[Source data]
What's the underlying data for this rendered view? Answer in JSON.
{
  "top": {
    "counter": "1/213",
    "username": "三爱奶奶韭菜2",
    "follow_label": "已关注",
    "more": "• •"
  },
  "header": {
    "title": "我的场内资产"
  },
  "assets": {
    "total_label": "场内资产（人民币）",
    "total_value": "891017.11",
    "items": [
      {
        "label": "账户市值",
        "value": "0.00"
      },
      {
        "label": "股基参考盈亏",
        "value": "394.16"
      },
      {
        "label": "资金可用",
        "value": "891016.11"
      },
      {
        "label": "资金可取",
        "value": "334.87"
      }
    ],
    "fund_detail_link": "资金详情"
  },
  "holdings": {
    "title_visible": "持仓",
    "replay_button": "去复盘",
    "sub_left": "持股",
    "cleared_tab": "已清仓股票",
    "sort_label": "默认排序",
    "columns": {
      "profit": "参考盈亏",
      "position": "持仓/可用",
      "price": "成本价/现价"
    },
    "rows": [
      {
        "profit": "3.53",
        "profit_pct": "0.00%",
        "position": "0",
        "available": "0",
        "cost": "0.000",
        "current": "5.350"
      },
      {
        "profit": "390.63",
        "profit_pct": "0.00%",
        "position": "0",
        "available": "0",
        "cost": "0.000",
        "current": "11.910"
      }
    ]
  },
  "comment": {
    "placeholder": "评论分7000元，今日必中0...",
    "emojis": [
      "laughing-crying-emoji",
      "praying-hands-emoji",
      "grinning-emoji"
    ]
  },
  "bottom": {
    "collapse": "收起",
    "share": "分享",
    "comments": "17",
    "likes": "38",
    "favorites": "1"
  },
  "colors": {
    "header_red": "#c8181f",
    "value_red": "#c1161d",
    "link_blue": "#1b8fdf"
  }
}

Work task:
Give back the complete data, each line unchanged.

Written response:
What's the underlying data for this rendered view? Answer in JSON.
{
  "top": {
    "counter": "1/213",
    "username": "三爱奶奶韭菜2",
    "follow_label": "已关注",
    "more": "• •"
  },
  "header": {
    "title": "我的场内资产"
  },
  "assets": {
    "total_label": "场内资产（人民币）",
    "total_value": "891017.11",
    "items": [
      {
        "label": "账户市值",
        "value": "0.00"
      },
      {
        "label": "股基参考盈亏",
        "value": "394.16"
      },
      {
        "label": "资金可用",
        "value": "891016.11"
      },
      {
        "label": "资金可取",
        "value": "334.87"
      }
    ],
    "fund_detail_link": "资金详情"
  },
  "holdings": {
    "title_visible": "持仓",
    "replay_button": "去复盘",
    "sub_left": "持股",
    "cleared_tab": "已清仓股票",
    "sort_label": "默认排序",
    "columns": {
      "profit": "参考盈亏",
      "position": "持仓/可用",
      "price": "成本价/现价"
    },
    "rows": [
      {
        "profit": "3.53",
        "profit_pct": "0.00%",
        "position": "0",
        "available": "0",
        "cost": "0.000",
        "current": "5.350"
      },
      {
        "profit": "390.63",
        "profit_pct": "0.00%",
        "position": "0",
        "available": "0",
        "cost": "0.000",
        "current": "11.910"
      }
    ]
  },
  "comment": {
    "placeholder": "评论分7000元，今日必中0...",
    "emojis": [
      "laughing-crying-emoji",
      "praying-hands-emoji",
      "grinning-emoji"
    ]
  },
  "bottom": {
    "collapse": "收起",
    "share": "分享",
    "comments": "17",
    "likes": "38",
    "favorites": "1"
  },
  "colors": {
    "header_red": "#c8181f",
    "value_red": "#c1161d",
    "link_blue": "#1b8fdf"
  }
}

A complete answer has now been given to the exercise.